Collected data entries:
──────

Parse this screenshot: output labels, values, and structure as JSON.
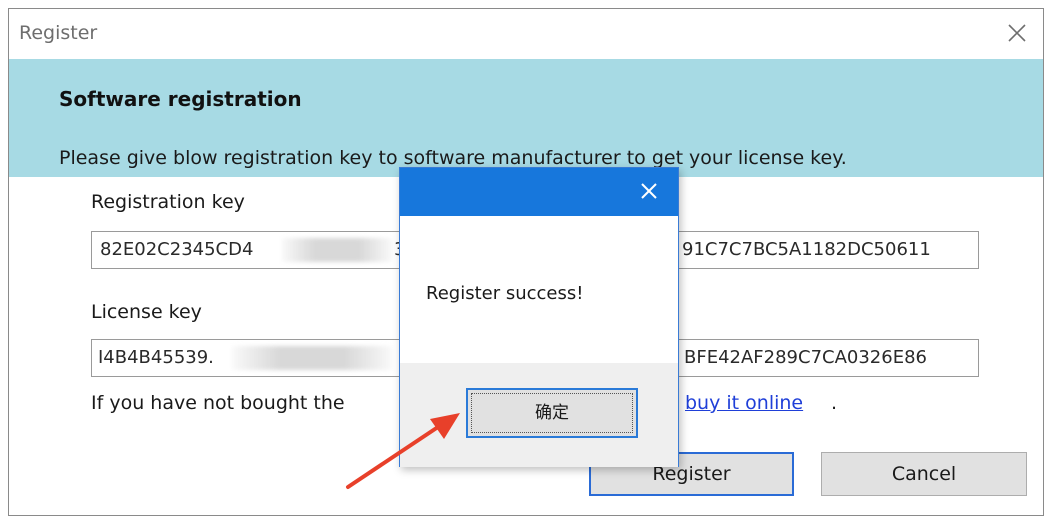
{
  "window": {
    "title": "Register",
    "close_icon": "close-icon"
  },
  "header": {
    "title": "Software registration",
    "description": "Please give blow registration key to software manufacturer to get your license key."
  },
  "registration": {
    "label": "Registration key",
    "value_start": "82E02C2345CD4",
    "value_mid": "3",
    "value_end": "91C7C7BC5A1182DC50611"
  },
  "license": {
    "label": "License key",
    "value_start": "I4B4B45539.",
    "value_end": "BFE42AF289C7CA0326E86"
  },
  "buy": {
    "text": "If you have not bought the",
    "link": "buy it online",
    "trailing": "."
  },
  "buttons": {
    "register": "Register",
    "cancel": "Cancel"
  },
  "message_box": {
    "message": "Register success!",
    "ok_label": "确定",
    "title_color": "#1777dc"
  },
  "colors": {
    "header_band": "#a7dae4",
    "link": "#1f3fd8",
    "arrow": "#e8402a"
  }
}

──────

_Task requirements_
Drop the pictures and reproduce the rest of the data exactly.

_Response to this exercise_
Parse this screenshot: output labels, values, and structure as JSON.
{
  "window": {
    "title": "Register",
    "close_icon": "close-icon"
  },
  "header": {
    "title": "Software registration",
    "description": "Please give blow registration key to software manufacturer to get your license key."
  },
  "registration": {
    "label": "Registration key",
    "value_start": "82E02C2345CD4",
    "value_mid": "3",
    "value_end": "91C7C7BC5A1182DC50611"
  },
  "license": {
    "label": "License key",
    "value_start": "I4B4B45539.",
    "value_end": "BFE42AF289C7CA0326E86"
  },
  "buy": {
    "text": "If you have not bought the",
    "link": "buy it online",
    "trailing": "."
  },
  "buttons": {
    "register": "Register",
    "cancel": "Cancel"
  },
  "message_box": {
    "message": "Register success!",
    "ok_label": "确定",
    "title_color": "#1777dc"
  },
  "colors": {
    "header_band": "#a7dae4",
    "link": "#1f3fd8",
    "arrow": "#e8402a"
  }
}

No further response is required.